BEGIN

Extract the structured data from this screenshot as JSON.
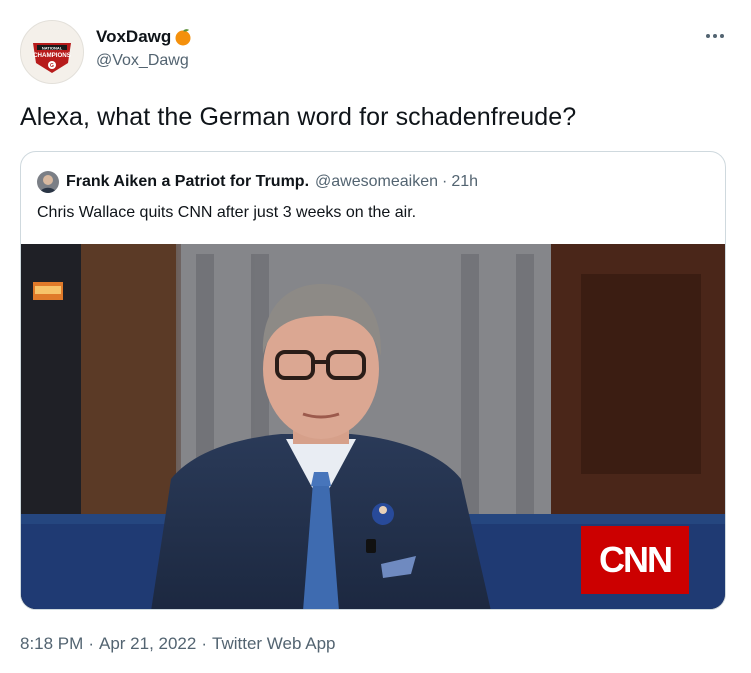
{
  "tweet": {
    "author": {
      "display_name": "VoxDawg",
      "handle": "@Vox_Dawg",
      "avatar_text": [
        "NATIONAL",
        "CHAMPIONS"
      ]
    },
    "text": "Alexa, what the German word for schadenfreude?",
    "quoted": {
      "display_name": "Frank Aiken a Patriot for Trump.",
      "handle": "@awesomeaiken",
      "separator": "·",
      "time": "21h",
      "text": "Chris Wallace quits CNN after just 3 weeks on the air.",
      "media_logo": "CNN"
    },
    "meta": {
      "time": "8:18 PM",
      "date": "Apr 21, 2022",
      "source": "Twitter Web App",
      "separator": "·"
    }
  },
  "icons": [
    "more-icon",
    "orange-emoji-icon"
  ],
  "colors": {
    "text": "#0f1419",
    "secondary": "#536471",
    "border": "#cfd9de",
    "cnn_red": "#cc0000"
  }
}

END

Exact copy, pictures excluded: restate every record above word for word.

Extract the structured data from this screenshot as JSON.
{
  "tweet": {
    "author": {
      "display_name": "VoxDawg",
      "handle": "@Vox_Dawg",
      "avatar_text": [
        "NATIONAL",
        "CHAMPIONS"
      ]
    },
    "text": "Alexa, what the German word for schadenfreude?",
    "quoted": {
      "display_name": "Frank Aiken a Patriot for Trump.",
      "handle": "@awesomeaiken",
      "separator": "·",
      "time": "21h",
      "text": "Chris Wallace quits CNN after just 3 weeks on the air.",
      "media_logo": "CNN"
    },
    "meta": {
      "time": "8:18 PM",
      "date": "Apr 21, 2022",
      "source": "Twitter Web App",
      "separator": "·"
    }
  },
  "icons": [
    "more-icon",
    "orange-emoji-icon"
  ],
  "colors": {
    "text": "#0f1419",
    "secondary": "#536471",
    "border": "#cfd9de",
    "cnn_red": "#cc0000"
  }
}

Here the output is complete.